As disclosed in “Part II. Item 2. Management’s Discussion and Analysis—Overview” of our Form 10-Q for the Quarterly Period ended March 31, 2020 (the “Form 10-Q”), the estimated sales value of our backlog was $206 million and $221 million as of December 31, 2019 and March 31, 2020, respectively. As disclosed in “Part 1. Item 1. Business—Backlog” of the 2019 Form 10-K, only $104.1 million of our backlog as of December 31, 2019 was expected to be delivered after 2020, with the remaining $101.9 million expected to be delivered during 2020. With the changeover of our production lines at our Shoals facility complete for 2020, the Company continues to expect delivery of the same backlog sales value for the full year 2020 ($101.9 million). Since only 11 units were delivered in the first quarter of 2020, generating $1.5 million of revenue, and because the customer contracts call for a higher level of deliveries through the remainder of 2020, the Company expects increased delivery of backlog units for the three remaining quarters of 2020, consistent with its expectation of $101.9 million in revenue from backlog converted to sales for the full year 2020.
While the Company anticipates backlog deliveries as outlined above, as noted in “Part II. Item 2. Management’s Discussion and Analysis—Overview” of the Form 10-Q, our ability to predict industry demand and establish forecasts for sales, operating results and cash flows may be impacted by COVID-19. Furthermore, our workforce and the workforces of our suppliers are potentially susceptible to large-scale outbreaks of the virus. While our management is focused on mitigating the impact of COVID-19 on our business and the risk to our employees and, as such, has taken a number of precautionary measures intended to mitigate the impact of COVID-19, management has rescinded its guidance with respect to 2020 deliveries and capital expenditures because they are dependent on the timing and quantity of new orders, which in turn are dependent on industry demand. We understand that it is consistent with recent prevailing practice within the railcar industry to rescind 2020 guidance given the significantly increased uncertainty in the industry.

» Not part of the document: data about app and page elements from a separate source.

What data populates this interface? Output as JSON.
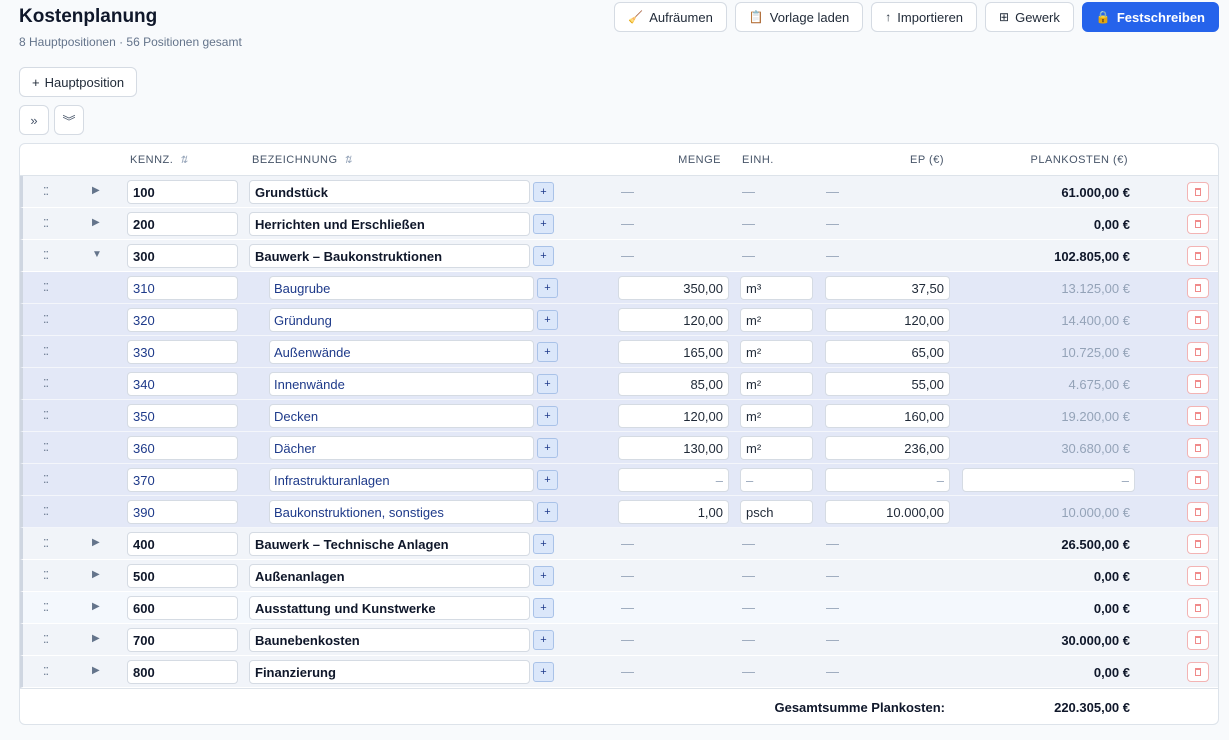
{
  "page": {
    "title": "Kostenplanung",
    "subtitle": "8 Hauptpositionen · 56 Positionen gesamt"
  },
  "toolbar": {
    "cleanup": "Aufräumen",
    "load_template": "Vorlage laden",
    "import": "Importieren",
    "trade": "Gewerk",
    "commit": "Festschreiben"
  },
  "add_main_label": "Hauptposition",
  "columns": {
    "code": "KENNZ.",
    "name": "BEZEICHNUNG",
    "qty": "MENGE",
    "unit": "EINH.",
    "unit_price": "EP (€)",
    "planned_cost": "PLANKOSTEN (€)"
  },
  "placeholder_dash": "—",
  "rows": [
    {
      "type": "main",
      "code": "100",
      "name": "Grundstück",
      "cost": "61.000,00 €",
      "expanded": false
    },
    {
      "type": "main",
      "code": "200",
      "name": "Herrichten und Erschließen",
      "cost": "0,00 €",
      "expanded": false
    },
    {
      "type": "main",
      "code": "300",
      "name": "Bauwerk – Baukonstruktionen",
      "cost": "102.805,00 €",
      "expanded": true
    },
    {
      "type": "sub",
      "code": "310",
      "name": "Baugrube",
      "qty": "350,00",
      "unit": "m³",
      "ep": "37,50",
      "cost": "13.125,00 €"
    },
    {
      "type": "sub",
      "code": "320",
      "name": "Gründung",
      "qty": "120,00",
      "unit": "m²",
      "ep": "120,00",
      "cost": "14.400,00 €"
    },
    {
      "type": "sub",
      "code": "330",
      "name": "Außenwände",
      "qty": "165,00",
      "unit": "m²",
      "ep": "65,00",
      "cost": "10.725,00 €"
    },
    {
      "type": "sub",
      "code": "340",
      "name": "Innenwände",
      "qty": "85,00",
      "unit": "m²",
      "ep": "55,00",
      "cost": "4.675,00 €"
    },
    {
      "type": "sub",
      "code": "350",
      "name": "Decken",
      "qty": "120,00",
      "unit": "m²",
      "ep": "160,00",
      "cost": "19.200,00 €"
    },
    {
      "type": "sub",
      "code": "360",
      "name": "Dächer",
      "qty": "130,00",
      "unit": "m²",
      "ep": "236,00",
      "cost": "30.680,00 €"
    },
    {
      "type": "sub_empty",
      "code": "370",
      "name": "Infrastrukturanlagen",
      "qty_ph": "–",
      "unit_ph": "–",
      "ep_ph": "–",
      "cost_ph": "–"
    },
    {
      "type": "sub",
      "code": "390",
      "name": "Baukonstruktionen, sonstiges",
      "qty": "1,00",
      "unit": "psch",
      "ep": "10.000,00",
      "cost": "10.000,00 €"
    },
    {
      "type": "main",
      "code": "400",
      "name": "Bauwerk – Technische Anlagen",
      "cost": "26.500,00 €",
      "expanded": false
    },
    {
      "type": "main",
      "code": "500",
      "name": "Außenanlagen",
      "cost": "0,00 €",
      "expanded": false
    },
    {
      "type": "main",
      "code": "600",
      "name": "Ausstattung und Kunstwerke",
      "cost": "0,00 €",
      "expanded": false
    },
    {
      "type": "main",
      "code": "700",
      "name": "Baunebenkosten",
      "cost": "30.000,00 €",
      "expanded": false
    },
    {
      "type": "main",
      "code": "800",
      "name": "Finanzierung",
      "cost": "0,00 €",
      "expanded": false
    }
  ],
  "footer": {
    "label": "Gesamtsumme Plankosten:",
    "total": "220.305,00 €"
  }
}
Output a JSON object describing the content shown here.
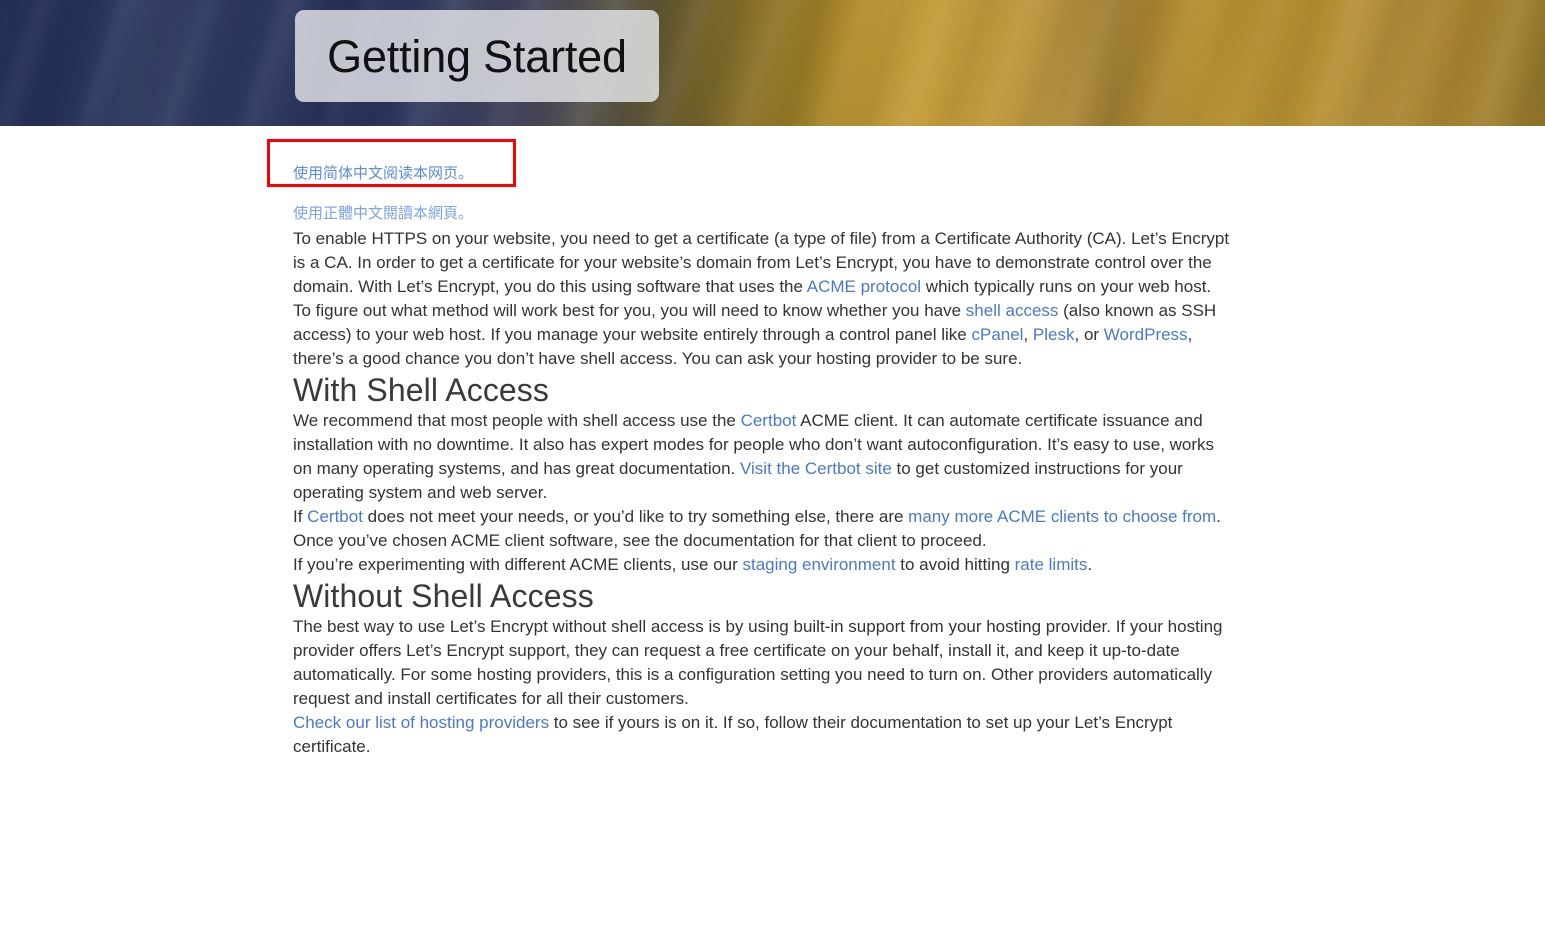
{
  "banner": {
    "title": "Getting Started",
    "gradient_start": "#202c56",
    "gradient_end": "#9a7a2b",
    "title_box_color": "#e8eaee"
  },
  "highlight": {
    "border_color": "#fe0000"
  },
  "language_links": {
    "simplified_chinese": "使用简体中文阅读本网页。",
    "traditional_chinese": "使用正體中文閱讀本網頁。"
  },
  "link_color": "#4a78cf",
  "intro": {
    "p1_a": "To enable HTTPS on your website, you need to get a certificate (a type of file) from a Certificate Authority (CA). Let’s Encrypt is a CA. In order to get a certificate for your website’s domain from Let’s Encrypt, you have to demonstrate control over the domain. With Let’s Encrypt, you do this using software that uses the ",
    "p1_link": "ACME protocol",
    "p1_b": " which typically runs on your web host.",
    "p2_a": "To figure out what method will work best for you, you will need to know whether you have ",
    "p2_link1": "shell access",
    "p2_b": " (also known as SSH access) to your web host. If you manage your website entirely through a control panel like ",
    "p2_link2": "cPanel",
    "p2_c": ", ",
    "p2_link3": "Plesk",
    "p2_d": ", or ",
    "p2_link4": "WordPress",
    "p2_e": ", there’s a good chance you don’t have shell access. You can ask your hosting provider to be sure."
  },
  "with_shell": {
    "heading": "With Shell Access",
    "p1_a": "We recommend that most people with shell access use the ",
    "p1_link1": "Certbot",
    "p1_b": " ACME client. It can automate certificate issuance and installation with no downtime. It also has expert modes for people who don’t want autoconfiguration. It’s easy to use, works on many operating systems, and has great documentation. ",
    "p1_link2": "Visit the Certbot site",
    "p1_c": " to get customized instructions for your operating system and web server.",
    "p2_a": "If ",
    "p2_link1": "Certbot",
    "p2_b": " does not meet your needs, or you’d like to try something else, there are ",
    "p2_link2": "many more ACME clients to choose from",
    "p2_c": ". Once you’ve chosen ACME client software, see the documentation for that client to proceed.",
    "p3_a": "If you’re experimenting with different ACME clients, use our ",
    "p3_link1": "staging environment",
    "p3_b": " to avoid hitting ",
    "p3_link2": "rate limits",
    "p3_c": "."
  },
  "without_shell": {
    "heading": "Without Shell Access",
    "p1": "The best way to use Let’s Encrypt without shell access is by using built-in support from your hosting provider. If your hosting provider offers Let’s Encrypt support, they can request a free certificate on your behalf, install it, and keep it up-to-date automatically. For some hosting providers, this is a configuration setting you need to turn on. Other providers automatically request and install certificates for all their customers.",
    "p2_link": "Check our list of hosting providers",
    "p2_a": " to see if yours is on it. If so, follow their documentation to set up your Let’s Encrypt certificate."
  }
}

The Company will enhance its future periodic reports on Forms 10-Q and 10-K with qualitative discussion of the reasons for changes in demand and the impact of demand on our backlog, if significant. Also, to the extent possible, we will quantify how the differing factors impacted the overall change in our results of operations. Additionally, to the extent possible and consistent with then prevailing industry practice, we will discuss the expected pattern of our backlog deliveries.
If you have any questions, please contact me at (312) 928-0052.
/s/ Christopher J. Eppel
Christopher J. Eppel
Vice President, Finance, Chief Financial Officer and Treasurer
FreightCar America, Inc.
|cc:||David A. Sakowitz|
|Winston & Strawn LLP|